It wasn't long before Polydron (not just squares and triangles) formed a significant element of a new maths exhibit in Light on Science at the old Birmingham Science Museum. Visitors young and old treated us to some wondrous creations, where some visitors even experienced 'original thought' by proving there were only five regular solids (so what that someone had done it before!).
In 2000 I developed Maths in a Suitcase, a travelling hands on maths road-show which I take into schools. Polydron sat with a cluster of other activities where children of all ages could explore shape and structure. The Polydron was used in a number of ways depending on age and experience. For some it was simply the act of making anything - a space ship or hamster run - for some it was making and naming particular shapes, for some it was about exploring regularity.
Five years ago I was introduced to Magnetic Polydron. This was particularly good for the younger child, they could produce 3D shapes instantly without having to learn how to click pieces together - it was an instant hit. Some children want to just create, others like to look at the pictures and create what they see. Translating a 2D image into a 3D reality is an important skill that so often is not developed.
Magnetic Polydron was an instant hit with me as well. By being able to construct shapes quickly, I am more able to engage children in conversation. Sometimes these conversations may be simply around the number of edges or vertices a shape may have, or it may be around concepts like regularity and proof - there's something lovely about discussing the Platonic solids with a 10 year old and seeing that they get it. There's an even warmer feeling when you see the same pupil telling someone else!

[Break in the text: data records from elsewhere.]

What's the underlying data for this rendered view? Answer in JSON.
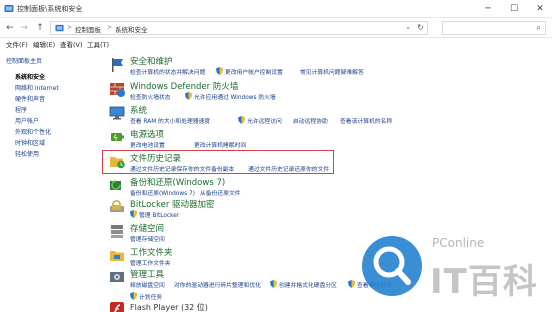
{
  "window": {
    "title": "控制面板\\系统和安全",
    "min_label": "─",
    "max_label": "☐",
    "close_label": "✕"
  },
  "nav": {
    "back": "←",
    "forward": "→",
    "up": "↑",
    "breadcrumb": [
      "控制面板",
      "系统和安全"
    ],
    "separator": ">",
    "dropdown": "⌄",
    "refresh": "↻",
    "search_icon": "⌕"
  },
  "menu": [
    "文件(F)",
    "编辑(E)",
    "查看(V)",
    "工具(T)"
  ],
  "sidebar": {
    "items": [
      {
        "label": "控制面板主页"
      },
      {
        "label": "系统和安全"
      },
      {
        "label": "网络和 Internet"
      },
      {
        "label": "硬件和声音"
      },
      {
        "label": "程序"
      },
      {
        "label": "用户帐户"
      },
      {
        "label": "外观和个性化"
      },
      {
        "label": "时钟和区域"
      },
      {
        "label": "轻松使用"
      }
    ],
    "current_index": 1
  },
  "categories": [
    {
      "title": "安全和维护",
      "links": [
        "检查计算机的状态并解决问题",
        "更改用户帐户控制设置",
        "常见计算机问题疑难解答"
      ]
    },
    {
      "title": "Windows Defender 防火墙",
      "links": [
        "检查防火墙状态",
        "允许应用通过 Windows 防火墙"
      ]
    },
    {
      "title": "系统",
      "links": [
        "查看 RAM 的大小和处理器速度",
        "允许远程访问",
        "启动远程协助",
        "查看该计算机的名称"
      ]
    },
    {
      "title": "电源选项",
      "links": [
        "更改电池设置",
        "更改计算机睡眠时间"
      ]
    },
    {
      "title": "文件历史记录",
      "links": [
        "通过文件历史记录保存你的文件备份副本",
        "通过文件历史记录还原你的文件"
      ]
    },
    {
      "title": "备份和还原(Windows 7)",
      "links": [
        "备份和还原(Windows 7)",
        "从备份还原文件"
      ]
    },
    {
      "title": "BitLocker 驱动器加密",
      "links": [
        "管理 BitLocker"
      ]
    },
    {
      "title": "存储空间",
      "links": [
        "管理存储空间"
      ]
    },
    {
      "title": "工作文件夹",
      "links": [
        "管理工作文件夹"
      ]
    },
    {
      "title": "管理工具",
      "links": [
        "释放磁盘空间",
        "对你的驱动器进行碎片整理和优化",
        "创建并格式化硬盘分区",
        "查看事件日志",
        "计划任务"
      ]
    },
    {
      "title": "Flash Player (32 位)",
      "links": []
    }
  ],
  "watermark": {
    "pconline": "PConline",
    "brand": "IT百科"
  },
  "colors": {
    "category_title": "#1e6b2e",
    "link": "#1a3f8a",
    "highlight_border": "#d6424a",
    "watermark_blue": "#1f7fcf"
  }
}
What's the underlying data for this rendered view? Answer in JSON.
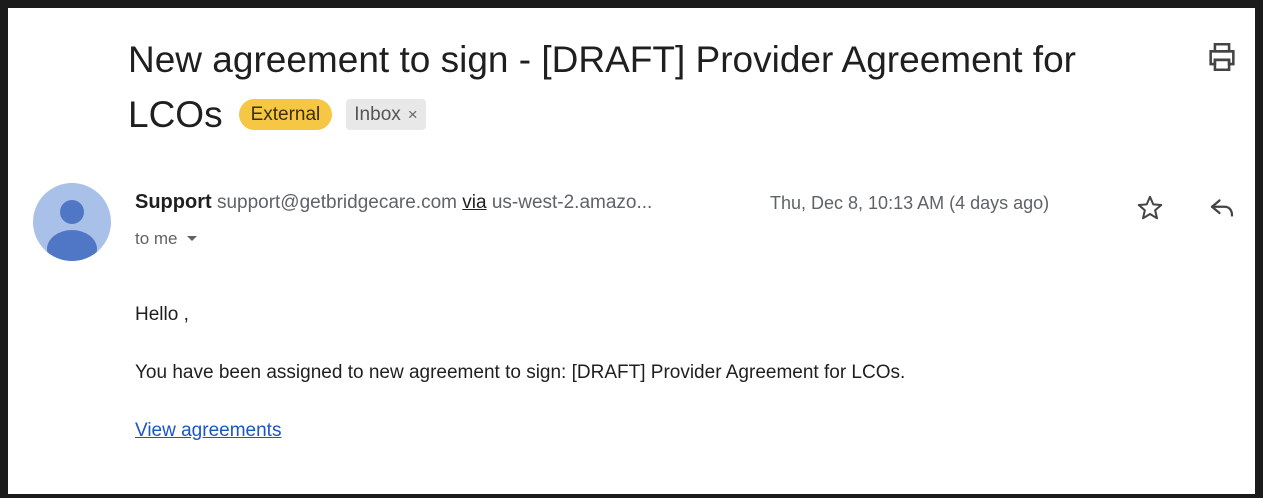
{
  "email": {
    "subject_line1": "New agreement to sign - [DRAFT] Provider Agreement for",
    "subject_line2": "LCOs",
    "labels": {
      "external": "External",
      "inbox": "Inbox",
      "remove_symbol": "×"
    },
    "sender": {
      "name": "Support",
      "address": "support@getbridgecare.com",
      "via_label": "via",
      "via_domain": "us-west-2.amazo..."
    },
    "date": "Thu, Dec 8, 10:13 AM (4 days ago)",
    "recipient": "to me",
    "body": {
      "greeting": "Hello ,",
      "message": "You have been assigned to new agreement to sign: [DRAFT] Provider Agreement for LCOs.",
      "link_text": "View agreements"
    }
  },
  "icons": {
    "print": "print-icon",
    "star": "star-icon",
    "reply": "reply-icon",
    "avatar": "default-person-avatar",
    "caret": "caret-down-icon"
  },
  "colors": {
    "external_chip": "#f6c744",
    "inbox_chip": "#e8e8e8",
    "avatar_bg": "#a9c1e8",
    "avatar_fg": "#4f77c5",
    "link": "#1a56c4"
  }
}
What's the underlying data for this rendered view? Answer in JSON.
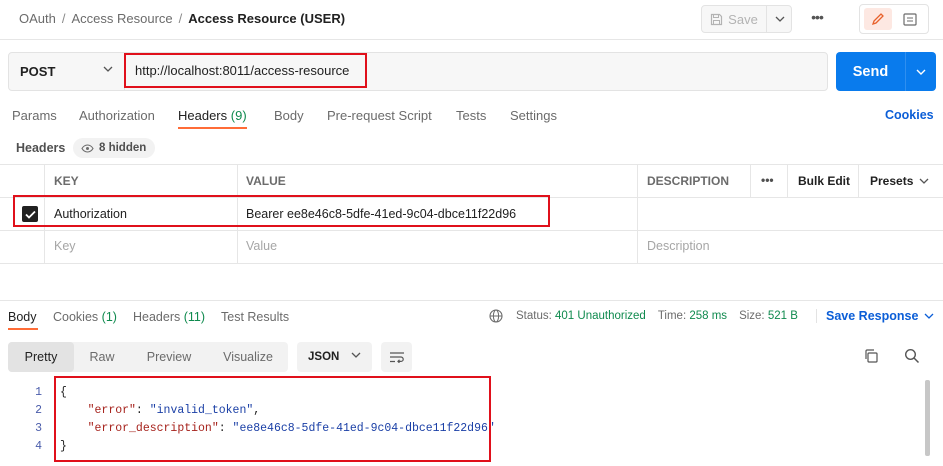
{
  "breadcrumb": {
    "root": "OAuth",
    "folder": "Access Resource",
    "current": "Access Resource (USER)",
    "separator": "/"
  },
  "toolbar": {
    "save_label": "Save",
    "more_label": "•••"
  },
  "request": {
    "method": "POST",
    "url": "http://localhost:8011/access-resource",
    "send_label": "Send"
  },
  "request_tabs": [
    {
      "label": "Params"
    },
    {
      "label": "Authorization"
    },
    {
      "label": "Headers",
      "count": "(9)",
      "active": true
    },
    {
      "label": "Body"
    },
    {
      "label": "Pre-request Script"
    },
    {
      "label": "Tests"
    },
    {
      "label": "Settings"
    }
  ],
  "cookies_link": "Cookies",
  "headers_section": {
    "title": "Headers",
    "hidden_badge": "8 hidden"
  },
  "headers_table": {
    "columns": {
      "key": "KEY",
      "value": "VALUE",
      "description": "DESCRIPTION",
      "more": "•••",
      "bulk_edit": "Bulk Edit",
      "presets": "Presets"
    },
    "rows": [
      {
        "checked": true,
        "key": "Authorization",
        "value": "Bearer ee8e46c8-5dfe-41ed-9c04-dbce11f22d96",
        "description": ""
      }
    ],
    "placeholder": {
      "key": "Key",
      "value": "Value",
      "description": "Description"
    }
  },
  "response_tabs": [
    {
      "label": "Body",
      "active": true
    },
    {
      "label": "Cookies",
      "count": "(1)"
    },
    {
      "label": "Headers",
      "count": "(11)"
    },
    {
      "label": "Test Results"
    }
  ],
  "response_meta": {
    "status_label": "Status:",
    "status_value": "401 Unauthorized",
    "time_label": "Time:",
    "time_value": "258 ms",
    "size_label": "Size:",
    "size_value": "521 B",
    "save_response": "Save Response"
  },
  "view_modes": [
    {
      "label": "Pretty",
      "active": true
    },
    {
      "label": "Raw"
    },
    {
      "label": "Preview"
    },
    {
      "label": "Visualize"
    }
  ],
  "format": "JSON",
  "response_body": {
    "line_numbers": [
      "1",
      "2",
      "3",
      "4"
    ],
    "open_brace": "{",
    "close_brace": "}",
    "fields": [
      {
        "key": "\"error\"",
        "value": "\"invalid_token\"",
        "trailing": ","
      },
      {
        "key": "\"error_description\"",
        "value": "\"ee8e46c8-5dfe-41ed-9c04-dbce11f22d96\"",
        "trailing": ""
      }
    ]
  },
  "colors": {
    "accent": "#ff6c37",
    "send": "#097bed",
    "link": "#0b5ed7",
    "highlight": "#e0101b",
    "status_ok": "#0f8a4e"
  }
}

I spend around 70 days in schools a year with Maths in a Suitcase. Around 12,000 children engage with my Magnetic Polydron set, or to put it another way, that's 350-400 hours of continuous use! It is mostly 5 years old, still looks good, it doesn't wear out, though it needs topping up occasionally. Why am I so enthusiastic about Magnetic Polydron? Because:
- it works - both physically and intellectually
- it feels good (it allows me to introduce words like 'ergonomic'!)
- it's safe - I have put it in a vice, hit it with a hammer, it doesn't break or chip
It goes without saying that Magnetic Polydron will continue to be important part of Maths in a Suitcase. However, I am now very excited because I am going to include a Magnetic Polydron activity in my Science in a Suitcase - hands on science road-show. The recent introduction of the hexagon means that I can put together an exhibit around the Buckminsterfullerine, so-called buckyball, or C60 molecule (and also talk about football !).
Selwyn van Zeller
Maths in a Suitcase / Science in a Suitcase